**Task instructions:**
The output should be identical to the entries that follow.
++++++++++
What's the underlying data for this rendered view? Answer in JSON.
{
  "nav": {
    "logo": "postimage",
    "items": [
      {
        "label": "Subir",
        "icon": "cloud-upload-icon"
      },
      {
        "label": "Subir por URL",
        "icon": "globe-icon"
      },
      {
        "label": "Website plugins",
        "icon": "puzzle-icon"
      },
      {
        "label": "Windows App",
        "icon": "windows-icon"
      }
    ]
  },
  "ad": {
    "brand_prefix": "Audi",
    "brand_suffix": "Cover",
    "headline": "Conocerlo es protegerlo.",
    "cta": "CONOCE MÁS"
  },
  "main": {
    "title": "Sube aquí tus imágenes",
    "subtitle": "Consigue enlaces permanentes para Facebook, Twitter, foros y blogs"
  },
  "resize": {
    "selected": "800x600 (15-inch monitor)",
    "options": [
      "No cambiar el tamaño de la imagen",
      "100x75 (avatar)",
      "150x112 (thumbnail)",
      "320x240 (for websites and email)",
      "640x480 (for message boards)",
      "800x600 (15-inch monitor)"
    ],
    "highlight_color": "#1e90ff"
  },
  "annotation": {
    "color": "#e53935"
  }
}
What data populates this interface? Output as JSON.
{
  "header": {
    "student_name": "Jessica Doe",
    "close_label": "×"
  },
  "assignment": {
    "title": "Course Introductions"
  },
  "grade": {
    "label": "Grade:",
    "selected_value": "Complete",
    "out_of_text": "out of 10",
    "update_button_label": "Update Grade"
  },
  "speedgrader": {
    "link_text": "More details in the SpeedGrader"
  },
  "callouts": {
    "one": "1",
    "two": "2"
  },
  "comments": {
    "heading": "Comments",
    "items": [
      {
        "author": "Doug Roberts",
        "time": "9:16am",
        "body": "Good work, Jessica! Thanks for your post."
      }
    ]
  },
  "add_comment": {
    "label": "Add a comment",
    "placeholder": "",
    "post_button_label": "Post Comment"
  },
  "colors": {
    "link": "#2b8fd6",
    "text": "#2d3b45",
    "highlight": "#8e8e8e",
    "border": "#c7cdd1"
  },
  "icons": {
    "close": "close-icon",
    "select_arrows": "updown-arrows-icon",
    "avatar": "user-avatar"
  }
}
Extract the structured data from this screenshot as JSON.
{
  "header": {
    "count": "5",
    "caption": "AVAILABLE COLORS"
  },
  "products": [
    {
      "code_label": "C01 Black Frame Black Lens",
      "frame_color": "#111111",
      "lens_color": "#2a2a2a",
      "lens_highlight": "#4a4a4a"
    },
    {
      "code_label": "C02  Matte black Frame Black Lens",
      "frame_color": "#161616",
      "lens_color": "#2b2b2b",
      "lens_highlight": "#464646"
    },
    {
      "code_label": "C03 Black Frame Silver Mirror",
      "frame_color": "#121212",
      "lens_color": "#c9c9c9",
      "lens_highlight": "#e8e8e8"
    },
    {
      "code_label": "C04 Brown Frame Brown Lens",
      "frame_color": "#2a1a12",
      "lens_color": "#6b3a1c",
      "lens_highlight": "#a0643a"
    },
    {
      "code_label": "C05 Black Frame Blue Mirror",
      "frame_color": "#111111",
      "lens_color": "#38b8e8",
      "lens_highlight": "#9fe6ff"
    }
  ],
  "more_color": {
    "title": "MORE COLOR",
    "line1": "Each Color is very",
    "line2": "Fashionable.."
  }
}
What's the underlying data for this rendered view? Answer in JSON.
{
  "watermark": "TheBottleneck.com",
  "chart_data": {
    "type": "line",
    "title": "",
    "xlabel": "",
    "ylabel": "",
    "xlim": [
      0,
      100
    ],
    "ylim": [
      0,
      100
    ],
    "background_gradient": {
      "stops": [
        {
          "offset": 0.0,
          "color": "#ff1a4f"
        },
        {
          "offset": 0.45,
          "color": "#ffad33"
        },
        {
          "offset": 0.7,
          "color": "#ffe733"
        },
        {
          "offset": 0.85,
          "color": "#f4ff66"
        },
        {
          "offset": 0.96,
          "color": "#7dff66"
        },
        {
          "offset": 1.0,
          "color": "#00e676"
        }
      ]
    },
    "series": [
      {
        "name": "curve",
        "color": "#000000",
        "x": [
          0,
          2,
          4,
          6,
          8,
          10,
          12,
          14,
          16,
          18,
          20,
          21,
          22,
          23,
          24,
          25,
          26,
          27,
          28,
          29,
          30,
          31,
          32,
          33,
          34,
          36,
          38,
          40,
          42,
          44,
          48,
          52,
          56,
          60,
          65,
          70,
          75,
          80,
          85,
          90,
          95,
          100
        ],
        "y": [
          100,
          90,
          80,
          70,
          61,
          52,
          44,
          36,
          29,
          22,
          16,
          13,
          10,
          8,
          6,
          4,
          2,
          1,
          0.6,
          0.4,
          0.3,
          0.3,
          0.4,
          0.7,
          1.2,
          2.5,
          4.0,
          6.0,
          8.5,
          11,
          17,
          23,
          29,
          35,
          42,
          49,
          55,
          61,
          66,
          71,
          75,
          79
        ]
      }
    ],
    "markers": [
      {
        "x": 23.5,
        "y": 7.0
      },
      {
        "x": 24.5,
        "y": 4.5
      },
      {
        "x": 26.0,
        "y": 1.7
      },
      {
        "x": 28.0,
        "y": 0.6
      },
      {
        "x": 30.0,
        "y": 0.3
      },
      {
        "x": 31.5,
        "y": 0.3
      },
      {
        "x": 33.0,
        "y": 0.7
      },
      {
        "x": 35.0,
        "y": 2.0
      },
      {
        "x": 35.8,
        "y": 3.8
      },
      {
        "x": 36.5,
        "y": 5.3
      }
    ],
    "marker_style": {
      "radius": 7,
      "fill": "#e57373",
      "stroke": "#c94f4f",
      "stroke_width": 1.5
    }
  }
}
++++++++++
**Solution to this problem:**
What's the underlying data for this rendered view? Answer in JSON.
{
  "nav": {
    "logo": "postimage",
    "items": [
      {
        "label": "Subir",
        "icon": "cloud-upload-icon"
      },
      {
        "label": "Subir por URL",
        "icon": "globe-icon"
      },
      {
        "label": "Website plugins",
        "icon": "puzzle-icon"
      },
      {
        "label": "Windows App",
        "icon": "windows-icon"
      }
    ]
  },
  "ad": {
    "brand_prefix": "Audi",
    "brand_suffix": "Cover",
    "headline": "Conocerlo es protegerlo.",
    "cta": "CONOCE MÁS"
  },
  "main": {
    "title": "Sube aquí tus imágenes",
    "subtitle": "Consigue enlaces permanentes para Facebook, Twitter, foros y blogs"
  },
  "resize": {
    "selected": "800x600 (15-inch monitor)",
    "options": [
      "No cambiar el tamaño de la imagen",
      "100x75 (avatar)",
      "150x112 (thumbnail)",
      "320x240 (for websites and email)",
      "640x480 (for message boards)",
      "800x600 (15-inch monitor)"
    ],
    "highlight_color": "#1e90ff"
  },
  "annotation": {
    "color": "#e53935"
  }
}
What data populates this interface? Output as JSON.
{
  "header": {
    "student_name": "Jessica Doe",
    "close_label": "×"
  },
  "assignment": {
    "title": "Course Introductions"
  },
  "grade": {
    "label": "Grade:",
    "selected_value": "Complete",
    "out_of_text": "out of 10",
    "update_button_label": "Update Grade"
  },
  "speedgrader": {
    "link_text": "More details in the SpeedGrader"
  },
  "callouts": {
    "one": "1",
    "two": "2"
  },
  "comments": {
    "heading": "Comments",
    "items": [
      {
        "author": "Doug Roberts",
        "time": "9:16am",
        "body": "Good work, Jessica! Thanks for your post."
      }
    ]
  },
  "add_comment": {
    "label": "Add a comment",
    "placeholder": "",
    "post_button_label": "Post Comment"
  },
  "colors": {
    "link": "#2b8fd6",
    "text": "#2d3b45",
    "highlight": "#8e8e8e",
    "border": "#c7cdd1"
  },
  "icons": {
    "close": "close-icon",
    "select_arrows": "updown-arrows-icon",
    "avatar": "user-avatar"
  }
}
Extract the structured data from this screenshot as JSON.
{
  "header": {
    "count": "5",
    "caption": "AVAILABLE COLORS"
  },
  "products": [
    {
      "code_label": "C01 Black Frame Black Lens",
      "frame_color": "#111111",
      "lens_color": "#2a2a2a",
      "lens_highlight": "#4a4a4a"
    },
    {
      "code_label": "C02  Matte black Frame Black Lens",
      "frame_color": "#161616",
      "lens_color": "#2b2b2b",
      "lens_highlight": "#464646"
    },
    {
      "code_label": "C03 Black Frame Silver Mirror",
      "frame_color": "#121212",
      "lens_color": "#c9c9c9",
      "lens_highlight": "#e8e8e8"
    },
    {
      "code_label": "C04 Brown Frame Brown Lens",
      "frame_color": "#2a1a12",
      "lens_color": "#6b3a1c",
      "lens_highlight": "#a0643a"
    },
    {
      "code_label": "C05 Black Frame Blue Mirror",
      "frame_color": "#111111",
      "lens_color": "#38b8e8",
      "lens_highlight": "#9fe6ff"
    }
  ],
  "more_color": {
    "title": "MORE COLOR",
    "line1": "Each Color is very",
    "line2": "Fashionable.."
  }
}
What's the underlying data for this rendered view? Answer in JSON.
{
  "watermark": "TheBottleneck.com",
  "chart_data": {
    "type": "line",
    "title": "",
    "xlabel": "",
    "ylabel": "",
    "xlim": [
      0,
      100
    ],
    "ylim": [
      0,
      100
    ],
    "background_gradient": {
      "stops": [
        {
          "offset": 0.0,
          "color": "#ff1a4f"
        },
        {
          "offset": 0.45,
          "color": "#ffad33"
        },
        {
          "offset": 0.7,
          "color": "#ffe733"
        },
        {
          "offset": 0.85,
          "color": "#f4ff66"
        },
        {
          "offset": 0.96,
          "color": "#7dff66"
        },
        {
          "offset": 1.0,
          "color": "#00e676"
        }
      ]
    },
    "series": [
      {
        "name": "curve",
        "color": "#000000",
        "x": [
          0,
          2,
          4,
          6,
          8,
          10,
          12,
          14,
          16,
          18,
          20,
          21,
          22,
          23,
          24,
          25,
          26,
          27,
          28,
          29,
          30,
          31,
          32,
          33,
          34,
          36,
          38,
          40,
          42,
          44,
          48,
          52,
          56,
          60,
          65,
          70,
          75,
          80,
          85,
          90,
          95,
          100
        ],
        "y": [
          100,
          90,
          80,
          70,
          61,
          52,
          44,
          36,
          29,
          22,
          16,
          13,
          10,
          8,
          6,
          4,
          2,
          1,
          0.6,
          0.4,
          0.3,
          0.3,
          0.4,
          0.7,
          1.2,
          2.5,
          4.0,
          6.0,
          8.5,
          11,
          17,
          23,
          29,
          35,
          42,
          49,
          55,
          61,
          66,
          71,
          75,
          79
        ]
      }
    ],
    "markers": [
      {
        "x": 23.5,
        "y": 7.0
      },
      {
        "x": 24.5,
        "y": 4.5
      },
      {
        "x": 26.0,
        "y": 1.7
      },
      {
        "x": 28.0,
        "y": 0.6
      },
      {
        "x": 30.0,
        "y": 0.3
      },
      {
        "x": 31.5,
        "y": 0.3
      },
      {
        "x": 33.0,
        "y": 0.7
      },
      {
        "x": 35.0,
        "y": 2.0
      },
      {
        "x": 35.8,
        "y": 3.8
      },
      {
        "x": 36.5,
        "y": 5.3
      }
    ],
    "marker_style": {
      "radius": 7,
      "fill": "#e57373",
      "stroke": "#c94f4f",
      "stroke_width": 1.5
    }
  }
}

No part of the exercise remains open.